Not too much else to say about this one. I liked it! And of course, we are very pampered with the Birnholzian added layer. This one, MERGER, was elegant and apt.
David Alfred Bywaters’ LA Times crossword, “Day Trading” – Gareth’s summary
I am going to assume this puzzle theme by David Alfred Bywaters is based on an American abbreviation convention I have never seen. MTW and F stand in for four of the five weekdays, and Th is the odd one out with a two letter abbreviation. Another oddity of the puzzle theme, is the use of four theme pairs: Monday and Tuesday swap to make wacky phases, then Tuesday and Wednesday, Wednesday and Thursday, and finally Thursday and Friday.
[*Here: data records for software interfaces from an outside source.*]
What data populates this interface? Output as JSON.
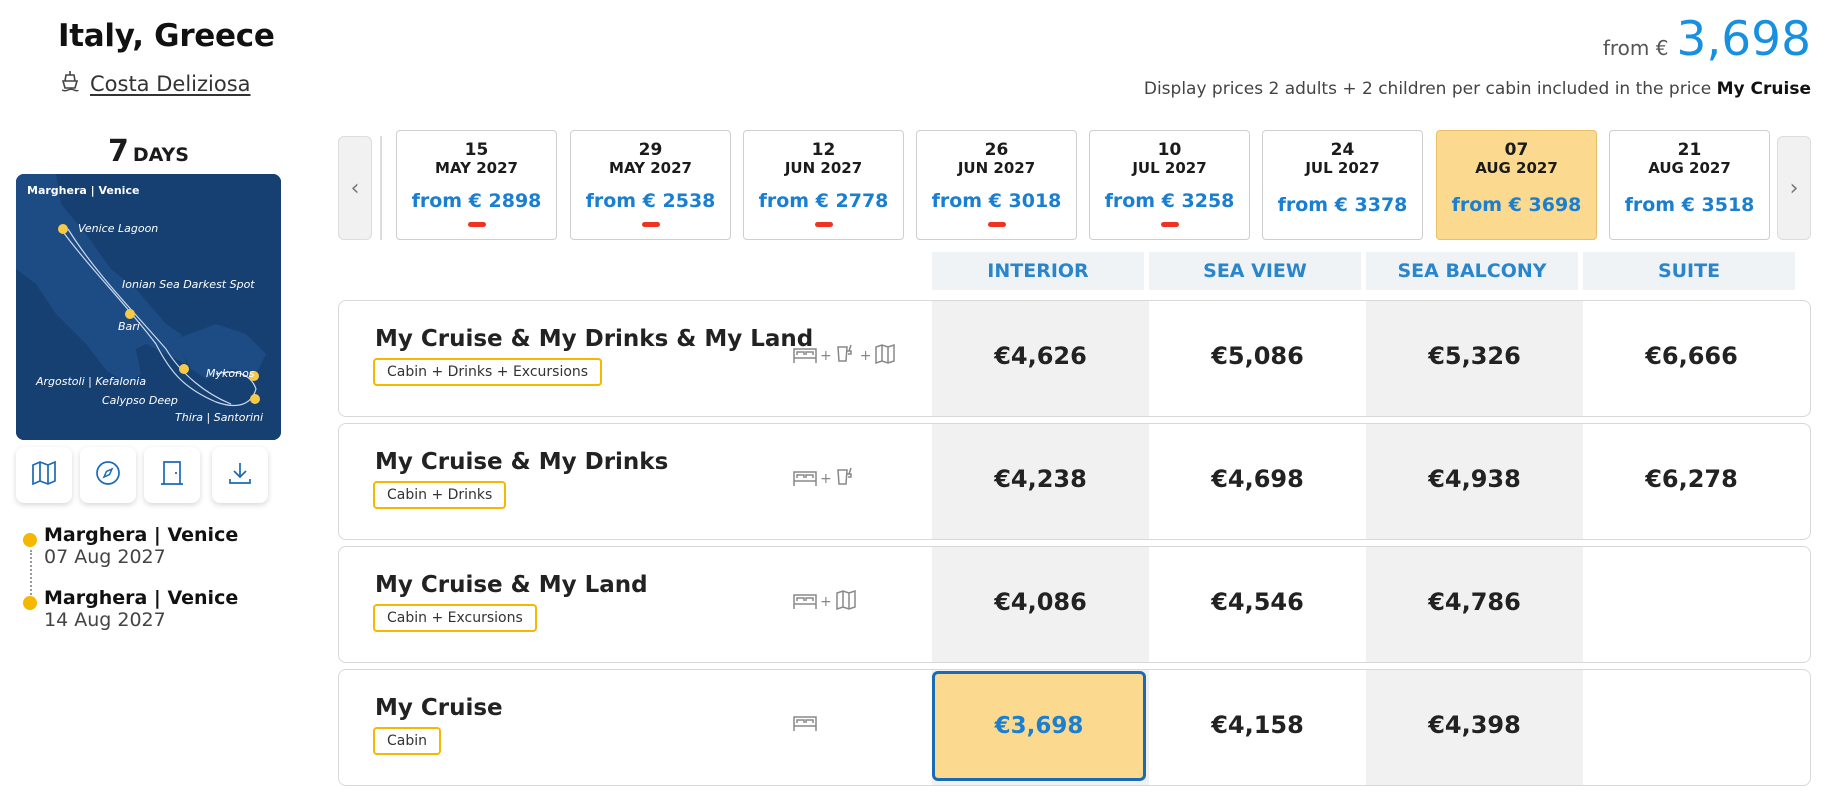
{
  "header": {
    "title": "Italy, Greece",
    "ship_name": "Costa Deliziosa",
    "from_label": "from €",
    "from_price": "3,698",
    "display_note_prefix": "Display prices 2 adults + 2 children per cabin included in the price",
    "display_note_bold": "My Cruise"
  },
  "duration": {
    "number": "7",
    "label": "DAYS"
  },
  "map": {
    "title": "Marghera | Venice",
    "labels": [
      "Venice Lagoon",
      "Ionian Sea Darkest Spot",
      "Bari",
      "Mykonos",
      "Argostoli | Kefalonia",
      "Calypso Deep",
      "Thira | Santorini"
    ]
  },
  "tools": [
    "map-icon",
    "compass-icon",
    "door-icon",
    "download-icon"
  ],
  "itinerary": [
    {
      "port": "Marghera | Venice",
      "date": "07 Aug 2027"
    },
    {
      "port": "Marghera | Venice",
      "date": "14 Aug 2027"
    }
  ],
  "dates": [
    {
      "day": "15",
      "month": "MAY 2027",
      "price": "from € 2898",
      "dash": true,
      "selected": false
    },
    {
      "day": "29",
      "month": "MAY 2027",
      "price": "from € 2538",
      "dash": true,
      "selected": false
    },
    {
      "day": "12",
      "month": "JUN 2027",
      "price": "from € 2778",
      "dash": true,
      "selected": false
    },
    {
      "day": "26",
      "month": "JUN 2027",
      "price": "from € 3018",
      "dash": true,
      "selected": false
    },
    {
      "day": "10",
      "month": "JUL 2027",
      "price": "from € 3258",
      "dash": true,
      "selected": false
    },
    {
      "day": "24",
      "month": "JUL 2027",
      "price": "from € 3378",
      "dash": false,
      "selected": false
    },
    {
      "day": "07",
      "month": "AUG 2027",
      "price": "from € 3698",
      "dash": false,
      "selected": true
    },
    {
      "day": "21",
      "month": "AUG 2027",
      "price": "from € 3518",
      "dash": false,
      "selected": false
    }
  ],
  "columns": [
    "INTERIOR",
    "SEA VIEW",
    "SEA BALCONY",
    "SUITE"
  ],
  "rows": [
    {
      "name": "My Cruise & My Drinks & My Land",
      "tag": "Cabin + Drinks + Excursions",
      "icons": [
        "bed-icon",
        "drinks-icon",
        "map-icon"
      ],
      "prices": [
        "€4,626",
        "€5,086",
        "€5,326",
        "€6,666"
      ]
    },
    {
      "name": "My Cruise & My Drinks",
      "tag": "Cabin + Drinks",
      "icons": [
        "bed-icon",
        "drinks-icon"
      ],
      "prices": [
        "€4,238",
        "€4,698",
        "€4,938",
        "€6,278"
      ]
    },
    {
      "name": "My Cruise & My Land",
      "tag": "Cabin + Excursions",
      "icons": [
        "bed-icon",
        "map-icon"
      ],
      "prices": [
        "€4,086",
        "€4,546",
        "€4,786",
        ""
      ]
    },
    {
      "name": "My Cruise",
      "tag": "Cabin",
      "icons": [
        "bed-icon"
      ],
      "prices": [
        "€3,698",
        "€4,158",
        "€4,398",
        ""
      ]
    }
  ],
  "colors": {
    "accent": "#1890e0",
    "selected": "#fbd98f",
    "tag_border": "#f5b800",
    "dash": "#ee3322",
    "selected_border": "#1a6bb6"
  }
}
The weekend disappears and Monday and Friday only appear once.
- [First the chardonnay, then the merlot, then the cabernet?], T(M)ASTERPLAN and [Invisible walls?], M(T)IMELIMITS
- [Inept caner’s resource?], W(T)ICKERTAPE, and [Meteorology lectures?], W(T)ALKSONAIR
- [Bungalow owner’s challenge to a roofer?], TH(W)ATCHTHIS and [Makes doubly sure everyone’s in on the joke?], W(TH)INKSTWICE
- [Appreciative sound from the alumni luxury box?], F(TH)UNDERCLAP. It took me a while to parse funder as “one who funds”; and [Water cooler?], F(TH)IRSTBASE
While the theme was a bit more tricky than many Sunday LAT’s, being based on wacky phrases, the rest of the grid was fairly straightforward. [Term with a check mark on an airport sign] TSEPRE was pretty opaque to this non-American. On the other hand, [Pills for pets, often], CHEWABLES was firmly in my bailiwick… Not all chewables are very appetizing; Rimadyl, however, is dangerously delicious though, and has resulted a good unintentional pet OD’s in its time…
Gary Larson’s Universal Crossword, “Mixed Doubles” — Jim Q’s write-up
Before I solved this puzzle, I noticed a typo in my WaPo write-up (I’m typo prone). And I changed “to” to “too.” How timely.
THEME: Phrases with different to’s in them (I don’t know how one spells that word when referring to them collectively).
- SO TO SPEAK
- ME TOO MOVEMENT
- GOODY TWO SHOES
- ET TU, BRUTE?
I’m not entirely sure I have the theme right. It seems paper thin. Is there an element I’m missing? What does the title mean? Oh… ok… like 2 is “double” and there are four different iterations so they’re mixed? But the only one that means “double” is the 2 version… I’m so confused. Gonna stop thinking about it. Why these phrases though out of the plethora that one could find? Ok. Gonna stop thinking about it now.
In the fill, PAIUTES is very new to me. I needed every cross and triple checked to make sure it was right. That’s a pretty long entry for a word that might not be familiar to some. Does anyone say “YUM! YUM!” I know it as the excellent sauce at hibachi. MARLO Thomas was new to me.
Liked the clue for HOAGIES!
All in all, Universal and I didn’t click this weekend. Oh well. Next weekend ain’t so far away!
2.5 stars from me.